Please show every line from the entries that carries the word "structured".

Segment Open

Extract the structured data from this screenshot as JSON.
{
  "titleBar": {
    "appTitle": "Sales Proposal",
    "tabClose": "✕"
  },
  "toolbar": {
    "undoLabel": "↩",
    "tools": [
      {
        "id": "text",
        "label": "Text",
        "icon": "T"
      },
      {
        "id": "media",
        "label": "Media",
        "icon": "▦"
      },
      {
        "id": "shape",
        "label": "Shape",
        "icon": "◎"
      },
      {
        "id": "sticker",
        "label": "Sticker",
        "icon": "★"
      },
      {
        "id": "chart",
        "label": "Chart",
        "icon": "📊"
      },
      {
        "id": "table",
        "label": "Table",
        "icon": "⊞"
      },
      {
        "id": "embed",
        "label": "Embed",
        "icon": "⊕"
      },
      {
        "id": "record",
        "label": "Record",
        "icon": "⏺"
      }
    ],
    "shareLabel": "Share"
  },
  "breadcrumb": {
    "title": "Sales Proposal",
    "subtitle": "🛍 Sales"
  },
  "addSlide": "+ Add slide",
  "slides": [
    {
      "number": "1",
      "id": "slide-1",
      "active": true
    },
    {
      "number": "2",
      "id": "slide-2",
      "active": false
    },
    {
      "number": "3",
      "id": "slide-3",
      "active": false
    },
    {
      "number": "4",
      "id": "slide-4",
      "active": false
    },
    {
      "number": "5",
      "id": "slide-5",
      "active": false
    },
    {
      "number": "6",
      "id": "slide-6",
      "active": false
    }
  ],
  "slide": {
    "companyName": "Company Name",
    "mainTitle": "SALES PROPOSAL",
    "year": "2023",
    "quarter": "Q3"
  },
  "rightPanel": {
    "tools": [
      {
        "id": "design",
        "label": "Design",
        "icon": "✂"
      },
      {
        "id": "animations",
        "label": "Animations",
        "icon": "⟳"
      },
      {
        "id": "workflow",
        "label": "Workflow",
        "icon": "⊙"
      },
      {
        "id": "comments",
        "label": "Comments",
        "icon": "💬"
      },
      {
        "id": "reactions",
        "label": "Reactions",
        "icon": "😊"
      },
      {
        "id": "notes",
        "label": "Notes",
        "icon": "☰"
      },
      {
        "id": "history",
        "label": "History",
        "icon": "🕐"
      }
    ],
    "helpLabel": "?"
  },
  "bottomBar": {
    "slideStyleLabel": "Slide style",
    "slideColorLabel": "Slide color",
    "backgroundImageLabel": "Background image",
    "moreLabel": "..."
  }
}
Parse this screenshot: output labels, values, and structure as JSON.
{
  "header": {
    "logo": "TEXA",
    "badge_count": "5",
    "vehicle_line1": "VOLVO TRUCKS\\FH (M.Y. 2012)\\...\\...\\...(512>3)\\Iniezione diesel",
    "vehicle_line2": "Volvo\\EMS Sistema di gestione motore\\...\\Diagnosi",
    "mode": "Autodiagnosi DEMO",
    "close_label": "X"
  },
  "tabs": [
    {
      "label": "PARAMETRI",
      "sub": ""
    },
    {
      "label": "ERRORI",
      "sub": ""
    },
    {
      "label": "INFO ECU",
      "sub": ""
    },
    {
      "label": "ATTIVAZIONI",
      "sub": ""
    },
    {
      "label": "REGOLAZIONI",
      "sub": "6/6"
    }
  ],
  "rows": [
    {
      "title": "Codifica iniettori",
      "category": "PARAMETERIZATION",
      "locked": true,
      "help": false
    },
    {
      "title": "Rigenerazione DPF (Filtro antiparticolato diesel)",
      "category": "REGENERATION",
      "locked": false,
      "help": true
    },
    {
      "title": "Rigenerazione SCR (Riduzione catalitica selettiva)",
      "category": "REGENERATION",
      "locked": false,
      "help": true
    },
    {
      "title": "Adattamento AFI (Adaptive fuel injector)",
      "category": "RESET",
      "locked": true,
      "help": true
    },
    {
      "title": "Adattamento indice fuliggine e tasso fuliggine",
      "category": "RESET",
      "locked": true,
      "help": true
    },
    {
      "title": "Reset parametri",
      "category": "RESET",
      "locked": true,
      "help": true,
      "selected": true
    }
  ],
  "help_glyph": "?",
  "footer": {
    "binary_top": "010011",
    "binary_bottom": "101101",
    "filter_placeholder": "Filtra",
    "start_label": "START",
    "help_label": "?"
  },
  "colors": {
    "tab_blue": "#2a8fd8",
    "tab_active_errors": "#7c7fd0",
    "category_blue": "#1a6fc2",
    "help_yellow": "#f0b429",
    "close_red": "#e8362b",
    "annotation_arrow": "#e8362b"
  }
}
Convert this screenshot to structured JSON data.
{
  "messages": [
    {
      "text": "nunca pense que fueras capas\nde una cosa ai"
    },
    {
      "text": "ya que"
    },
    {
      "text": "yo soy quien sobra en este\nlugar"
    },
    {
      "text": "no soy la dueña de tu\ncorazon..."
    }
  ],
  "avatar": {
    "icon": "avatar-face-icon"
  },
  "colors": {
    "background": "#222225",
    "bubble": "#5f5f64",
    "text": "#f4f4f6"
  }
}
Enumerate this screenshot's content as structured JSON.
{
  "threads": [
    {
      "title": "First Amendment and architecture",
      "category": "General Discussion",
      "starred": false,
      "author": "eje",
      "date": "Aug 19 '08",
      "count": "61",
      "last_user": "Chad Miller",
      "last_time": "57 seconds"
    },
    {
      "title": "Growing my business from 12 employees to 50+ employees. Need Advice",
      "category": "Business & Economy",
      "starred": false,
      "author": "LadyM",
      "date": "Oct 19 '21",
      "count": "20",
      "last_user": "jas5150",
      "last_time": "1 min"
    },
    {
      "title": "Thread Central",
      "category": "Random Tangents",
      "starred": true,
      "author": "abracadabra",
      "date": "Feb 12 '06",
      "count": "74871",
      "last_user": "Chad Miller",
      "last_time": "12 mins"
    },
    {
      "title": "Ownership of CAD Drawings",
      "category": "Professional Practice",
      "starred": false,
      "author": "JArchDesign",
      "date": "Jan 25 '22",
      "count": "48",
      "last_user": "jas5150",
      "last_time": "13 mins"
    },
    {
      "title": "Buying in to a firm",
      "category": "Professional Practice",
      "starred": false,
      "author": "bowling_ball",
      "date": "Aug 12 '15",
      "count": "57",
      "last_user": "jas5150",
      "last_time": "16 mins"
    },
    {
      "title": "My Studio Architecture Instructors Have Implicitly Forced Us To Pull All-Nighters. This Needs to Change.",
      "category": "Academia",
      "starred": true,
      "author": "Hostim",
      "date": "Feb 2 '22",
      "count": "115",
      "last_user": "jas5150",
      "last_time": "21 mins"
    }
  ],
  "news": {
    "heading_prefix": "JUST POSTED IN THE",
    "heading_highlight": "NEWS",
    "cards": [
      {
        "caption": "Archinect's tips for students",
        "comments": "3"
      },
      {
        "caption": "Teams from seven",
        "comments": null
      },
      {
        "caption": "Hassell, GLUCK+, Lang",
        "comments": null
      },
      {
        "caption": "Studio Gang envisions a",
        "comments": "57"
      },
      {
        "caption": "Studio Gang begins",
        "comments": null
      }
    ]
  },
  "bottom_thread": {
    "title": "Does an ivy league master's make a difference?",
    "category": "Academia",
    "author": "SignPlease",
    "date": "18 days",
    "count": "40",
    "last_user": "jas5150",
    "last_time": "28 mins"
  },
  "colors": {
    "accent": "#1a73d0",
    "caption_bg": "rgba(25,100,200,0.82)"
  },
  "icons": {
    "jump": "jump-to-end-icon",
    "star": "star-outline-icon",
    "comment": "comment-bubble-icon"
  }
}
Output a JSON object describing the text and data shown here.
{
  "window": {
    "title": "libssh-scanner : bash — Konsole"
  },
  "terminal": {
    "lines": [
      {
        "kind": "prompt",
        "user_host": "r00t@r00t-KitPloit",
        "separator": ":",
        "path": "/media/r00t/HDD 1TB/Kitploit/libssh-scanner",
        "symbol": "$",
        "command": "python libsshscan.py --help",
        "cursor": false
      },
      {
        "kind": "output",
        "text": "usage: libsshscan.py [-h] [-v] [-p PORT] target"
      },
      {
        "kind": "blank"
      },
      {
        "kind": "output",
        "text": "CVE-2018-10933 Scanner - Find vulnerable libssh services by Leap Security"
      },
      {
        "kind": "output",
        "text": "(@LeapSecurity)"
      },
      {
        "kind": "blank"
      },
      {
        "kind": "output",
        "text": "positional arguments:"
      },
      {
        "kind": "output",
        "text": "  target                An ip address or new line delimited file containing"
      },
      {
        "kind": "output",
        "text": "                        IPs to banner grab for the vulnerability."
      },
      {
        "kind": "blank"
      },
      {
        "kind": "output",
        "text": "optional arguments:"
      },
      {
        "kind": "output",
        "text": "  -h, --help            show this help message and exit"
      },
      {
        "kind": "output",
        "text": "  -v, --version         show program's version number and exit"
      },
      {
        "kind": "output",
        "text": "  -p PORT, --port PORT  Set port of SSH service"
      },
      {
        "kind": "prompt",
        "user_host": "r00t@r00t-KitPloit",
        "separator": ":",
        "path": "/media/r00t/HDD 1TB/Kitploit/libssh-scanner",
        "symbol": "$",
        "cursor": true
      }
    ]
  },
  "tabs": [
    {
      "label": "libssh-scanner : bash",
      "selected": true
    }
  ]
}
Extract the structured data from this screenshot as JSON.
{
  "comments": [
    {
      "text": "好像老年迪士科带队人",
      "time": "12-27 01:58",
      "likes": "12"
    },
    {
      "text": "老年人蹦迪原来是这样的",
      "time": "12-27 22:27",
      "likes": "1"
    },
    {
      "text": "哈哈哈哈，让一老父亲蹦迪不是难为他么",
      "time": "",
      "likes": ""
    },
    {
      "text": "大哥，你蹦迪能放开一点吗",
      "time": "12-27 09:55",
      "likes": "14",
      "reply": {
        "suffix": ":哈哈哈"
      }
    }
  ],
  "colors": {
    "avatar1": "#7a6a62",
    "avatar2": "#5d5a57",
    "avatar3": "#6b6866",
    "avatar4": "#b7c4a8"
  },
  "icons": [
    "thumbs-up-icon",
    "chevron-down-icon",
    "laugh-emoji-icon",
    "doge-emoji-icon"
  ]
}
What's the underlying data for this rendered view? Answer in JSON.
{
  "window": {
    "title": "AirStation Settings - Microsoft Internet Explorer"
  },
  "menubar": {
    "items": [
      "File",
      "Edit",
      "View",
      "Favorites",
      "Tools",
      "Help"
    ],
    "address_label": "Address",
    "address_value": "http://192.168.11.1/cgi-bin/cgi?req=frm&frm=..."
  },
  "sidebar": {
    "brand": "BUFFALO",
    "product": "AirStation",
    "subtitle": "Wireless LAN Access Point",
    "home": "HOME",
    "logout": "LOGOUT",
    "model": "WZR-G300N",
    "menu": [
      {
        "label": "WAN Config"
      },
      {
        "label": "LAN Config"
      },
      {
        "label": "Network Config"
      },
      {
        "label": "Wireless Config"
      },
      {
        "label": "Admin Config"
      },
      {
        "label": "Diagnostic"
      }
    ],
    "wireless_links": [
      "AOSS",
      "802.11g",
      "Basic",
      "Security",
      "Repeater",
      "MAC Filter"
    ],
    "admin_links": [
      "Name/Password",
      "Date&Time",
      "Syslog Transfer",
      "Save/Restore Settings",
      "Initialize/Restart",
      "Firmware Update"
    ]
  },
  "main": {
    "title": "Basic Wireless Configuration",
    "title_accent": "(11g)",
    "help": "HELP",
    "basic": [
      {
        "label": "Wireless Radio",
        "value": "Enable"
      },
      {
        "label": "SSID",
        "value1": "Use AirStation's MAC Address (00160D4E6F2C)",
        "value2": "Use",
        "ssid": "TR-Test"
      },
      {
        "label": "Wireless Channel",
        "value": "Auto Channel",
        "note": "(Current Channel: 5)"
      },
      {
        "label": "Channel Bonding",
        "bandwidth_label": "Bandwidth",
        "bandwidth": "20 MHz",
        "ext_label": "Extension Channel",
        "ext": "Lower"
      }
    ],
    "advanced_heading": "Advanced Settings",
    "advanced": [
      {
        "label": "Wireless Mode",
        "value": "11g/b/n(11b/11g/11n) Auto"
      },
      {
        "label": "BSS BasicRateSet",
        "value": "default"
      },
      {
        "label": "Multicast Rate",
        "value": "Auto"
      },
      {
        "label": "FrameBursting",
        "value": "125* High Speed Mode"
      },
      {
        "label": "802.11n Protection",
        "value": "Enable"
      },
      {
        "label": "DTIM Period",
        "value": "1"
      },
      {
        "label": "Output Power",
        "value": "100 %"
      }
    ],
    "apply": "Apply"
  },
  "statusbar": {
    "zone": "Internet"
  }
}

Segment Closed

**Solution for this task:**
Extract the structured data from this screenshot as JSON.
Convert this screenshot to structured JSON data.
Enumerate this screenshot's content as structured JSON.
Extract the structured data from this screenshot as JSON.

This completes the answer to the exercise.